In 1955, hard polystyrene plastic was introduced, although the composite described above was still being used, and both materials were used in parallel. From these years are the popular Vikings, Romans and Normans figures.
In 1969, the production changed to another type of figures, made of different parts of unpainted plastic (no longer composite), which assembled together gave the impression of being (at least partially) painted. This way, the costs of hand painting the figures were spared almost completely. Still some parts of these plastic pieces were painted to give the figures more realism, although this was very rare.
These figures followed the trend established by Timpo Toys. This kind of figures is called in German “Steckfiguren”.
Unfortunately, Hausser went bankruptcy in 1983, and the company was closed after so many years of producing many great figures in different materials and sizes. Some possible explanations for that, is that figures were already a bit old in comparison with new articulated figures like Playmobil, and children were not attracted anymore to them, another reason could be that war, soldiers, weapons and everything related to them were turning more and more unpopular in Germany, so the sales just kept on decreasing. Additionally, the prices of plastic were on a high at the beginning of the 80s.
The trademark was bought by Paul M. Preiser and it is still used for collector’s figures and accessories. “Elastolin/Preiser” is the current brand, and can be found in specialized retailers.
Roman centurion and swordman
|I think this figure belongs to the medieval series, sorry!|
See more Elastolin figures HERE.

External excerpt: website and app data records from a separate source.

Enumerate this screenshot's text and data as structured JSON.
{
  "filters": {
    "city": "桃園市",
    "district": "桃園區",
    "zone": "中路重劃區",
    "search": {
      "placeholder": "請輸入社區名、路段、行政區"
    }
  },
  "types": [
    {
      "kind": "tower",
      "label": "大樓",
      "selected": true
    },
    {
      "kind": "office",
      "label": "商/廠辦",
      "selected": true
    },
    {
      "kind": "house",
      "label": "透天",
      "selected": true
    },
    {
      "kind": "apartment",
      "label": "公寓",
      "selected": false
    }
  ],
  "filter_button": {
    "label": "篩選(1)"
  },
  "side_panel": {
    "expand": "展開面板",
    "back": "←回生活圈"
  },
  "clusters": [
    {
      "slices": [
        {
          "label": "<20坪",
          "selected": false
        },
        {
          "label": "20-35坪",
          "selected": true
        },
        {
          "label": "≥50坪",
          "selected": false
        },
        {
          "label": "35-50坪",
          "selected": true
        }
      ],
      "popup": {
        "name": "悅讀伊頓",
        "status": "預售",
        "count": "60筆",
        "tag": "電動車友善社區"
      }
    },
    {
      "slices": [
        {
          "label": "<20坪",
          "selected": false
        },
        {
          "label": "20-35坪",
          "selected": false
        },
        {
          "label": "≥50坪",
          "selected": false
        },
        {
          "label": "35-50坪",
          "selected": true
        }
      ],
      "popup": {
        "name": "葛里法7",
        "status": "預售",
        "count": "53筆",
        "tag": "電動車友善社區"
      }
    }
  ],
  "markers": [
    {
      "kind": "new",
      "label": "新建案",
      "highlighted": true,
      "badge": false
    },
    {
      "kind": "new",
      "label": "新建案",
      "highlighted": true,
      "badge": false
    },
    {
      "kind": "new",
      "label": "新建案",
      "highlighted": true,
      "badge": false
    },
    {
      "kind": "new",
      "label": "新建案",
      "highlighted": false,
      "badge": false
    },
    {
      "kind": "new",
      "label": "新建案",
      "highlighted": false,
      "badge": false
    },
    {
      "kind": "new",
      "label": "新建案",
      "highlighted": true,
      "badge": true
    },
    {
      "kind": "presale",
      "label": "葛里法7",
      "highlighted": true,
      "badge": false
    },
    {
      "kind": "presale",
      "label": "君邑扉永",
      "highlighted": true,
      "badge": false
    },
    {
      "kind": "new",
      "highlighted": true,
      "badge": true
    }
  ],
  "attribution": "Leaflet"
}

FACTS and FIGURES:
- Name: Various Romans soldiers
- Year: Around 1960
- Company: Elastolín (a.k.a. Hausser) (Germany)
- Size of the figures: 4 cm